A federal criminal Complaint was filed in the United States District Court for the Southern District of New York charging Melanie Williams-Bethea, former Director of Financial Aid of a graduate schoand students Annie Kpana, Carmen Canty, and Kyla Thomas a/k/a/ "Kyla Britt" with one count each of;
Additionally, Williams-Bethea, Canty, and Thomas are also charged with one count of fraud in connection with federal student aid. READ the FULL TEXT Criminal Complaint. https://www.justice.gov/usao-sdny/press-release/file/1025571/download As set forth in part in the DOJ Press Release:
- conspiracy to commit bribery and fraud in connection with federal student aid;
- conspiracy to commit wire fraud; and
From 2008 through 2017, WILLIAMS-BETHEA, KPANA, CANTY, and THOMAS engaged in fraud and bribery schemes resulting in the loss of hundreds of thousands of dollars from the Graduate School. WILLIAMS-BETHEA, who was employed by the Graduate School as the Director of Financial Aid during the relevant time period, perpetrated the scheme by approving aid payments to KPANA, CANTY, and THOMAS (collectively, the "Students") well in excess of their need, and then obtaining kickback payments from the students of portions of the unjustified aid.
Specifically, WILLIAMS-BETHEA approved excessive "cost of attendance" figures for the Students that did not comport with their actual needs or costs of living, which had the effect of increasing the amount of financial aid they were eligible to receive, and by then approving stipends for the Students up to - and at times exceeding - these inflated amounts. To facilitate some of the stipends, WILLIAMS-BETHEA created fraudulent stipend request forms for financial awards to the Students, which gave the appearance that professors or other administrators had requested stipends for KPANA, CANTY, and THOMAS, when in fact they had not, and then approved the fraudulently requested stipends herself.

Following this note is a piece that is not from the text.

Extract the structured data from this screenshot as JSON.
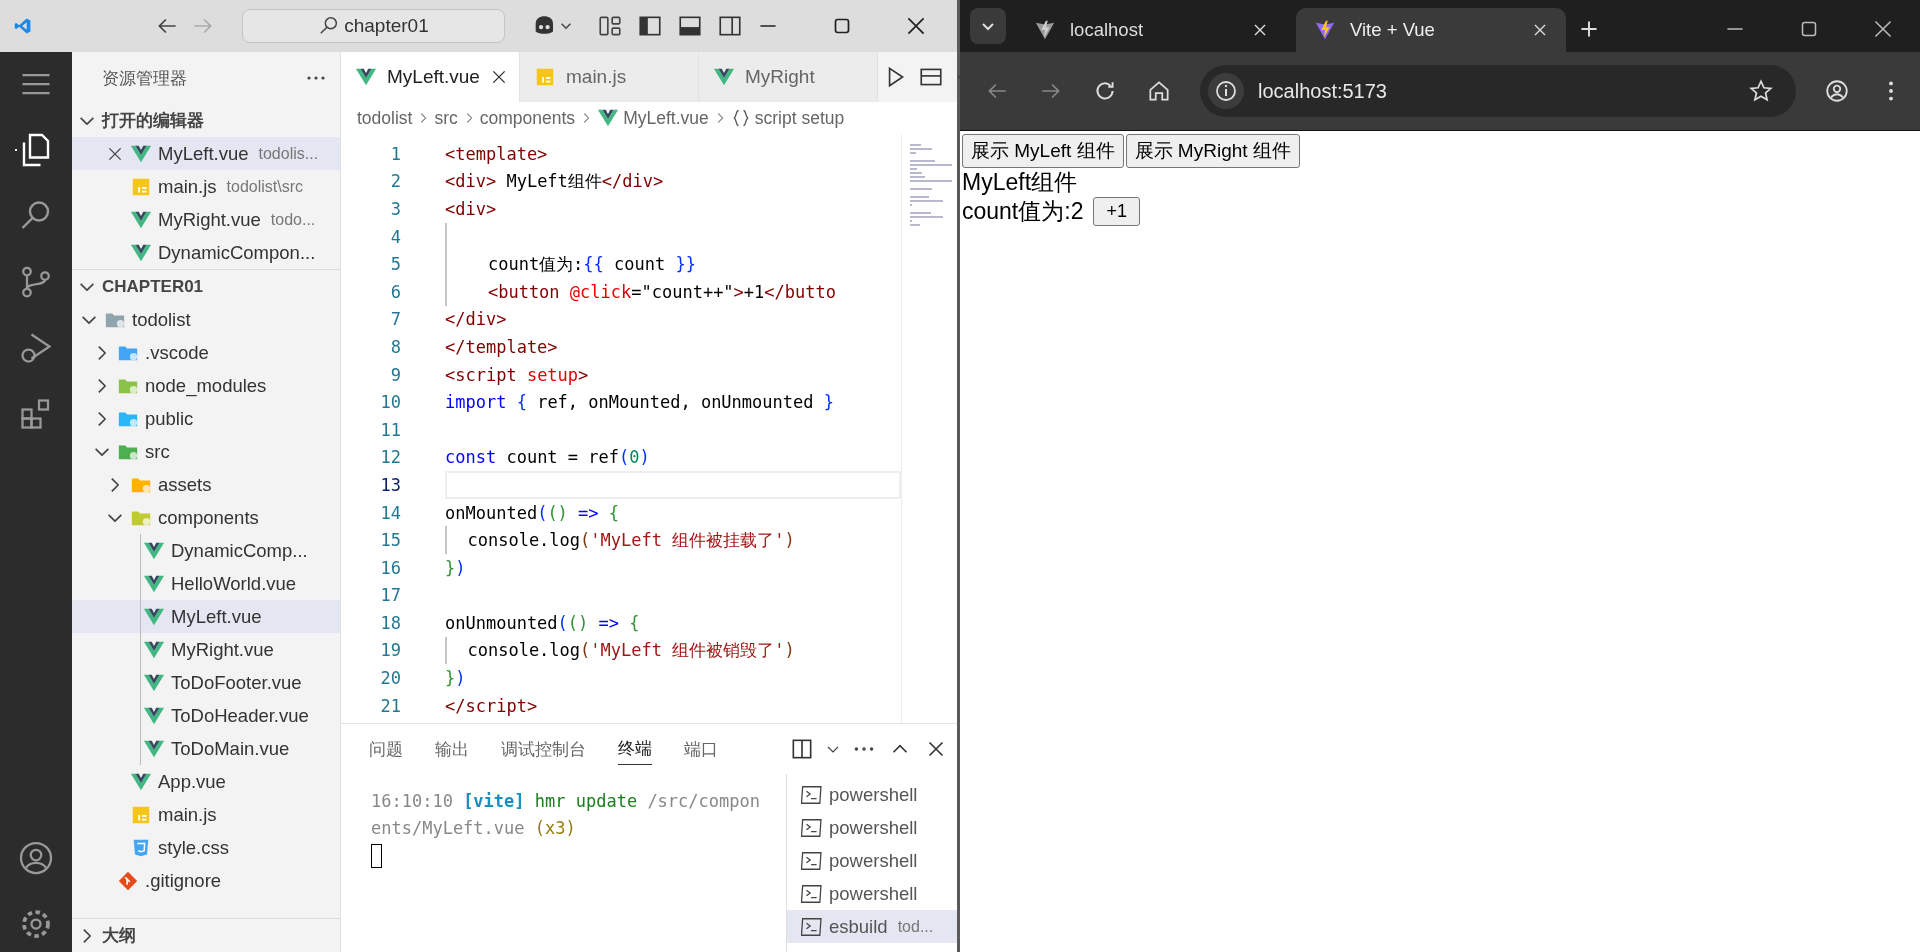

After WILLIAMS-BETHEA facilitated these awards of unjustified financial aid, KPANA, CANTY, and THOMAS paid WILIAMS-BETHEA more than $350,000 in kickbacks.